A stridently anti-military Thai party survived a first legal attempt to disband it yesterday over alleged sedition – including links to the Illuminati, a secret group conspiracy theorists say is seeking global domination.
The Constitutional Court ruled Future Forward – a pro-democracy party which vehemently opposes the army-aligned establishment – had not shown any intent to overthrow the constitutional monarchy.
Dismissing the charge, a judge on the nine-member bench said there was no sign key executives and the party “had taken actions against the constitutional monarchy”.
The ruling sparked jubilation at party headquarters, with supporters cheering “long live democracy” and “hell to dictatorship”.
But FFP – Thailand’s third largest party which draws on a deep well of youth support – still faces further threats of dissolution.
It is loathed by the pro-military establishment for its criticism of the army’s role in politics and for pushing policies such as an end to conscription and a cut in defence spending.
The same court is still considering a second charge over alleged illegal loans by its charismatic billionaire founder Thanathorn Juangroongruangkit, who also faces a barrage of cases against him.
“We believe those cases are politically motivated,” Thanathorn said to cheers at a press
conference after the ruling.
He vowed to push for amendments to the 2017 army-scripted constitution, which analysts say tilted last year’s election in the favour of military-backed parties.
Calling an end to the “legal war” against Future Forward, secretary general Pitabutr Saengkanokkul said dissolving parties was “not useful to Thailand’s democracy”.
Thailand’s recent political history has been shaped by the courts, which routinely abolish parties and unseats premiers in what critics say are politically motivated cases.
The kingdom has disbanded five parties since 2007 – a move that “kicks out political talent”, analyst Thitnan Pongsudhirak of Chulalongkorn University said.
The court considered allegations that speeches by senior FFP members were seditious, as well as a spurious claim the party was linked to the Illuminati, a secret society whose existence has never seriously been proven.
That part of the complaint centred on whether the party logo – an upside-down triangle – resembled the symbol of the alleged republican-leaning group traced back to 18th-century Europe.
Thailand’s ultra-wealthy monarchy is at the apex of power and is buttressed by harsh royal defamation laws and the backing of the army.
The kingdom remains in a political quagmire with the country split over the arch-royalist government of Prime Minister Prayut Chan-O-Cha, a former army chief who seized power in a 2014 coup.
Newly formed Future Forward only came onto Thailand’s political scene in 2018, drawing the support of millions of mostly young Thais weary of pro-establishment forces in government.
LEAVE A COMMENT Your email address will not be published.
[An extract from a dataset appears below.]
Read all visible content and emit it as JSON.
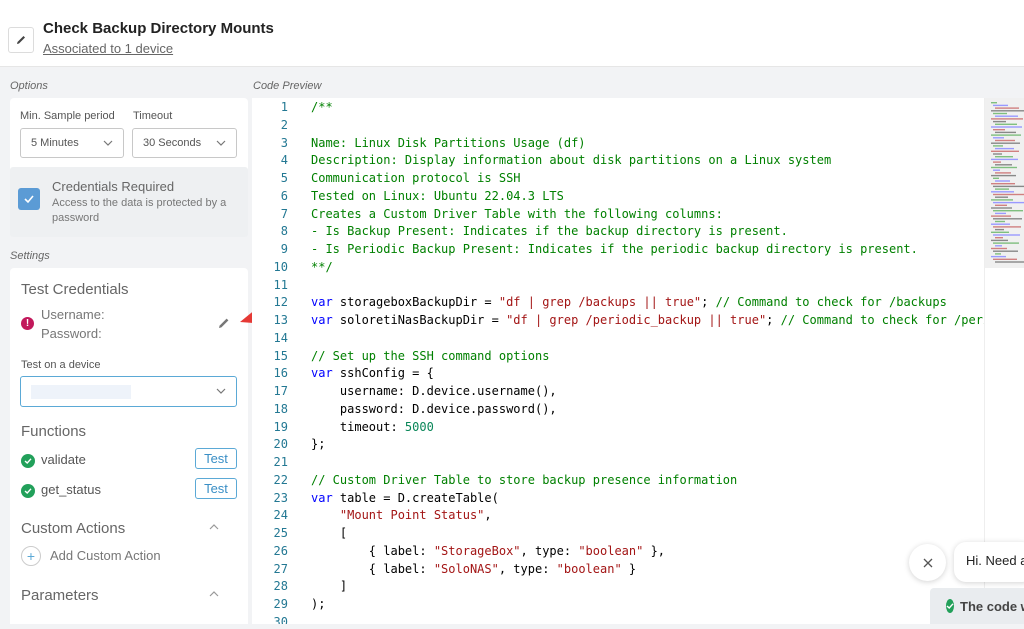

Required fields are marked*
Philippines' Duterte promises payment as Red Cross stops Covid-19 tests
Philippines reports 1,664 new coronavirus cases, 38 more deaths
Thai PM revokes emergency decree despite protests
Rival protests rock Thailand
Biggest party in Malaysia’s ruling alliance backs PM Muhyiddin amid turmoil
Thailand welcomes first tourists since March
Tropical storm Saudel threatens Vietnam after soaking Philippines
Indonesia, Japan seek stronger security ties
Thais defy protest ban